So, for the first time, we see Aphrodite as a woman and a mother she is now someone who has conceived a child and given birth – a sign of maternity. We can see her as a mother not only because she has conceived but also because she shows signs of love and affection towards her child by planning the best way to have him raised. Some readers might think she keeps her son a secret, so she will not be humiliated for sleeping with a mortal. I, however, see her making decisions that will benefit her son. By allowing a nymph to raise her son, she knows he will have to succumb to all the possible humiliation that Aphrodite may have to deal with. Aphrodite knows she is leaving her son with someone she can trust and someone she knows will raise him well. How do we know this? She states, “When indeed he first sees the light of the sun the deep-bosomed mountain nymphs who dwell on this great and sacred mountain will raise him. They belong neither among mortals nor immortals; they live for a long time and eat ambrosial food, and they tread the lovely dance among the immortals.” Aphrodite speaks of them kindly.
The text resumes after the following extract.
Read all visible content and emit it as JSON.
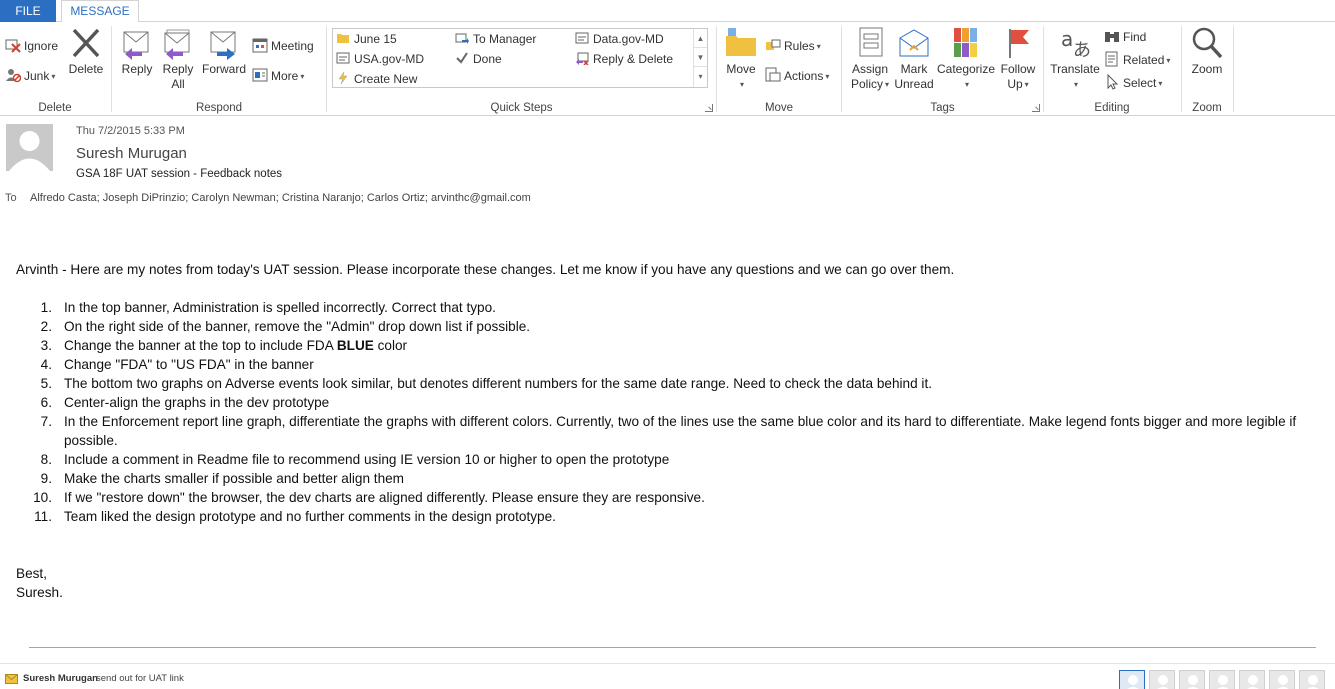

The Iliad shows the life of Aeneas , the son of Aphrodite and Anchises, as a grown man. Aeneas is at war with his enemy, on the battlefield, Aeneas holds before him the perfect circle of his shield and the spear and raging to cut down any man who might come to face him, crying a terrible cry. But Tydeus’ son in his hand caught up a huge thing which no two men could carry such as men are now, but by himself he lightly hefted it. The thing hits Aeneas in the hip and smashes and breaks the tendons, and the fighter (Aeneas) dropped to the floor. But his caring mother comes to take care of her child. The myth states, “Now in this place Aineias (Aeneas) lord of men might have perished had not Aphrodite, Zeus’ daughter, been quick to perceive him, his mother, who had borne him to Anchises the ox-herd and about her beloved son came streaming her white arms, and with her white robe thrown in a fold in front she shielded him”(pg.55). So she stops the death of her son with no regard to her own well-being for it is known that Aphrodite is the goddess of love and not the goddess of war. As her father, Zeus, says in the Iliad “No, my child, not for you are the works of warfare. Rather concern yourself only with the lovely secrets of marriage” (pg. 57). So as she carries her son out of the fighting, she is attacked by her son’s enemy and is wounded. She is then able to get back to Olympus and speaks to her mother. As she was telling her mother the events that has just occurred she said about her son “I was carrying my beloved son out of the fighting, Aineias who beyond all else in the world is dear to me” (pg. 65). The words Aphrodite uses to describe her son and the situation shows the love she has for her son. She risks her own life to save her son from further injury and possible death. That is what any mother would do for the child she loves.
Aphrodite is the goddess figure of sex and love in Greek mythology and may be seen as the most feminine of the Greek goddesses. Without either of these two aspects sex and love, the prosperity of the earth including animals, human and plant life would not be possible. She is probably the most maternal of all the goddesses not just because of her own maternal life (birth to son, caring of son) but because of all her strengths and influences in love and lust which everyone and everything is subjected to.